- **EXTRACTED RECORDS**

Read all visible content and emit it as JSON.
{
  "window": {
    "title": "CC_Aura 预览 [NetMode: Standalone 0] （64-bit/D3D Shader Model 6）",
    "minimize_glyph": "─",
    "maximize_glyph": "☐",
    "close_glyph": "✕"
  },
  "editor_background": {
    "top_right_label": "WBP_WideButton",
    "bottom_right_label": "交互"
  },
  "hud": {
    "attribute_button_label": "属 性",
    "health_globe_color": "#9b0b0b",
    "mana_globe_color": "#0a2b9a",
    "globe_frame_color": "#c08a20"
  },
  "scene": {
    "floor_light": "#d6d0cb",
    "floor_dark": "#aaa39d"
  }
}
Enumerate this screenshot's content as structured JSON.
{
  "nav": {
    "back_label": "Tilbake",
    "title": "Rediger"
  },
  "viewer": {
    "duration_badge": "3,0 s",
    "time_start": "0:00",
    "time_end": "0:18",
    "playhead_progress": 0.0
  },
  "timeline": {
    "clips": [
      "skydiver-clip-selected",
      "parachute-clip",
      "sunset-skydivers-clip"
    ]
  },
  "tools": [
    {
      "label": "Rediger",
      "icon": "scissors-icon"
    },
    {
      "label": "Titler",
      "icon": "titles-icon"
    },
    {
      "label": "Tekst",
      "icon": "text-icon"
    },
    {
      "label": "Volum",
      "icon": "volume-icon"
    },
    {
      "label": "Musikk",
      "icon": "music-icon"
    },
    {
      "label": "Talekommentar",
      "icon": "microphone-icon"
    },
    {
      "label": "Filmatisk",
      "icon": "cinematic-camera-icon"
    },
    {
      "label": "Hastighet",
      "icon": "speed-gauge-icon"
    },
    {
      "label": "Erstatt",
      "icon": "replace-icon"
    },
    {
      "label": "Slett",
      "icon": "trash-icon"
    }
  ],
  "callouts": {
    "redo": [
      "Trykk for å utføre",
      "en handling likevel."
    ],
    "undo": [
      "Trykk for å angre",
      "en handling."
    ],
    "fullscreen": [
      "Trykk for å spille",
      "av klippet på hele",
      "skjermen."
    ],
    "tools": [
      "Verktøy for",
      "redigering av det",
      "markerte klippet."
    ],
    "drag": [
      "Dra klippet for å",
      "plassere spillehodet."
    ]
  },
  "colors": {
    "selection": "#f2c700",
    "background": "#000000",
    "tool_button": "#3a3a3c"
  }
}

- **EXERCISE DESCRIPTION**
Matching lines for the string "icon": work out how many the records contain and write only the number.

- **ANSWER BELOW**
10